**Exercise details**
Each line of the data must be given back verbatim, with pictures removed.

Items from an interface collection
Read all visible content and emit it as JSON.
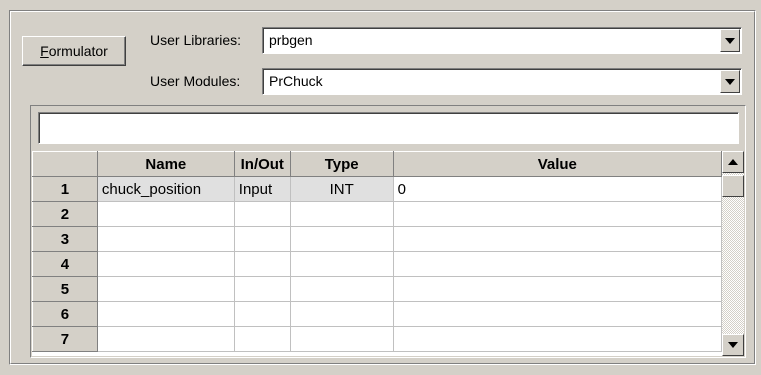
{
  "formulator_button": {
    "mnemonic": "F",
    "rest": "ormulator"
  },
  "libraries": {
    "label": "User Libraries:",
    "value": "prbgen"
  },
  "modules": {
    "label": "User Modules:",
    "value": "PrChuck"
  },
  "edit_bar": {
    "value": ""
  },
  "table": {
    "columns": [
      "",
      "Name",
      "In/Out",
      "Type",
      "Value"
    ],
    "rows": [
      {
        "num": "1",
        "name": "chuck_position",
        "inout": "Input",
        "type": "INT",
        "value": "0"
      },
      {
        "num": "2",
        "name": "",
        "inout": "",
        "type": "",
        "value": ""
      },
      {
        "num": "3",
        "name": "",
        "inout": "",
        "type": "",
        "value": ""
      },
      {
        "num": "4",
        "name": "",
        "inout": "",
        "type": "",
        "value": ""
      },
      {
        "num": "5",
        "name": "",
        "inout": "",
        "type": "",
        "value": ""
      },
      {
        "num": "6",
        "name": "",
        "inout": "",
        "type": "",
        "value": ""
      },
      {
        "num": "7",
        "name": "",
        "inout": "",
        "type": "",
        "value": ""
      }
    ]
  },
  "icons": {
    "combo_arrow": "chevron-down-icon",
    "scroll_up": "scroll-up-arrow-icon",
    "scroll_down": "scroll-down-arrow-icon"
  }
}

**Written solution**
Read all visible content and emit it as JSON.
{
  "formulator_button": {
    "mnemonic": "F",
    "rest": "ormulator"
  },
  "libraries": {
    "label": "User Libraries:",
    "value": "prbgen"
  },
  "modules": {
    "label": "User Modules:",
    "value": "PrChuck"
  },
  "edit_bar": {
    "value": ""
  },
  "table": {
    "columns": [
      "",
      "Name",
      "In/Out",
      "Type",
      "Value"
    ],
    "rows": [
      {
        "num": "1",
        "name": "chuck_position",
        "inout": "Input",
        "type": "INT",
        "value": "0"
      },
      {
        "num": "2",
        "name": "",
        "inout": "",
        "type": "",
        "value": ""
      },
      {
        "num": "3",
        "name": "",
        "inout": "",
        "type": "",
        "value": ""
      },
      {
        "num": "4",
        "name": "",
        "inout": "",
        "type": "",
        "value": ""
      },
      {
        "num": "5",
        "name": "",
        "inout": "",
        "type": "",
        "value": ""
      },
      {
        "num": "6",
        "name": "",
        "inout": "",
        "type": "",
        "value": ""
      },
      {
        "num": "7",
        "name": "",
        "inout": "",
        "type": "",
        "value": ""
      }
    ]
  },
  "icons": {
    "combo_arrow": "chevron-down-icon",
    "scroll_up": "scroll-up-arrow-icon",
    "scroll_down": "scroll-down-arrow-icon"
  }
}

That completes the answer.